The role of the private sector in the development of the economy is also considered one of the areas that need specific attention. With Rwanda steadily becoming an ideal destination for hosting conferences and other events, there is need for the private businesses to have more stake in the sector.

This is mainly through ensuring that the private sector, especially those in the hospitality industry, besides putting up the requisite infrastructure and other investments, also fix concerns of poor service delivery.

This was also emphasised in an interview with the Deputy Speaker of Parliament, Abbas Mukama, who said that he expects the retreat to put special consideration on service delivery.

“Poor service delivery affects our efforts of attracting investors, as people charged with making business and investment related laws, we want to ensure that the service industry is improved otherwise our efforts would be going to waste,” he said.

Evaluation

Mirembe said that they will also take stock of the resolutions made during last year’s retreat through a presentation from the Prime Minister on the implementation status of 2014 Leadership Retreat recommendations.

The Minister for Finance and Economic Planning will also present an update on the implementation of public investment projects and the chief executive of the Rwanda Governance Board will present the Government Scorecard.

According to Mirembe, 70 per cent of the commitments made during the 2014 retreat have been achieved.

“About 30 per cent of the remaining commitments are on the watch [list], while one is pending,” Mirembe said.

Part of the 42 resolutions made at the previous retreat, included o improving the process of negotiation, drafting and management of contracts between the government and private companies with the aim of ensuring proper implementation.

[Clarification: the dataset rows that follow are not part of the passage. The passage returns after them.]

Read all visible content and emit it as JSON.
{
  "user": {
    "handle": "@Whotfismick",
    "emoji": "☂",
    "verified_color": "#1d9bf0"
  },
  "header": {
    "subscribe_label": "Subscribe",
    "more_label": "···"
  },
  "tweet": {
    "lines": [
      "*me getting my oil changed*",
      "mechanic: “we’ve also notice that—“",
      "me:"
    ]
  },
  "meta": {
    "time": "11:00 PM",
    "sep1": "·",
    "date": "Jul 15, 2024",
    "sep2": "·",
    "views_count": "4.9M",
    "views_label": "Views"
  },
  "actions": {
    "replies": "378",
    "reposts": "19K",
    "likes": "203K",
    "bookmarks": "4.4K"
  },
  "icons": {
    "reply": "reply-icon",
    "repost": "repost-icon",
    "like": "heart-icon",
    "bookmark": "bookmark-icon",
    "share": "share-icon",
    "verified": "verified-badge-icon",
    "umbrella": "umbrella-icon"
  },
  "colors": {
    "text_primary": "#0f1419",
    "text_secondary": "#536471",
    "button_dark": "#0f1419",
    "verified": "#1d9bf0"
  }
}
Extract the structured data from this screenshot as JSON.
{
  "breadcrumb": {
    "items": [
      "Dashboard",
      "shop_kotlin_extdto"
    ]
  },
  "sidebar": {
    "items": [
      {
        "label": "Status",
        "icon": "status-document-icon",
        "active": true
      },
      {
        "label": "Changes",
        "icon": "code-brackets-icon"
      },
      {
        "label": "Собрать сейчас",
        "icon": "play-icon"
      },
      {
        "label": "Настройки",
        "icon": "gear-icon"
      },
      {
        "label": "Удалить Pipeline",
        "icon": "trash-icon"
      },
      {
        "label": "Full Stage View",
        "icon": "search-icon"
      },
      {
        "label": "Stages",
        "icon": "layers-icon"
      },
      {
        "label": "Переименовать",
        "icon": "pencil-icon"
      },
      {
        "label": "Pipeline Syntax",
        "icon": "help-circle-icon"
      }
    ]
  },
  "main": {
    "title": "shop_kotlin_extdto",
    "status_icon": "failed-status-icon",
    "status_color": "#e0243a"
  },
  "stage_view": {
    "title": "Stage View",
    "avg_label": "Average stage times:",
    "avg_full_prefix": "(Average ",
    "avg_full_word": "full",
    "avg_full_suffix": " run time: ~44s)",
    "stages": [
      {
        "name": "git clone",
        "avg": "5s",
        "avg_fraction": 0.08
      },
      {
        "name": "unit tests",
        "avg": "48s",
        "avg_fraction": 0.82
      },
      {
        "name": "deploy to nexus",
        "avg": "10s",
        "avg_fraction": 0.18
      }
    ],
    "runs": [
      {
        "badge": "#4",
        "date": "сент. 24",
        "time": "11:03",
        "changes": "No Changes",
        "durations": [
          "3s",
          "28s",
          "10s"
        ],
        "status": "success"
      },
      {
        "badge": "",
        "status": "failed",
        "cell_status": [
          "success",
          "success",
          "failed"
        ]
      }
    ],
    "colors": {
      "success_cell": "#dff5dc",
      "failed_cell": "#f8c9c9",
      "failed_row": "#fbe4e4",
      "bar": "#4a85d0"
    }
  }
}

“This was achieved through several mechanisms put in place by the ministry of justice including training of legal officers,” Mirembe said.

 Other major highlights of the 2014 retreat included concerns related to individuals involved in the mismanagement of government projects that caused losses to taxpayers.

 According to Mirembe, 30 case files of public servants have been opened by the Judiciary and now being handled by the courts.

Pending issues include Ubudehe classification, which, according to Mirembe, would be done by May, revamping of some institutions such as Onatracom and the Post Office and developing a policy and legal framework on low cost housing.

“There is work in progress to achieve these set goals like the low cost housing policy is in its advanced stage. The reasons as to why some goals are not fully achieved is mainly because they are long term targets that may take more than a year to accomplish,” Mirembe said.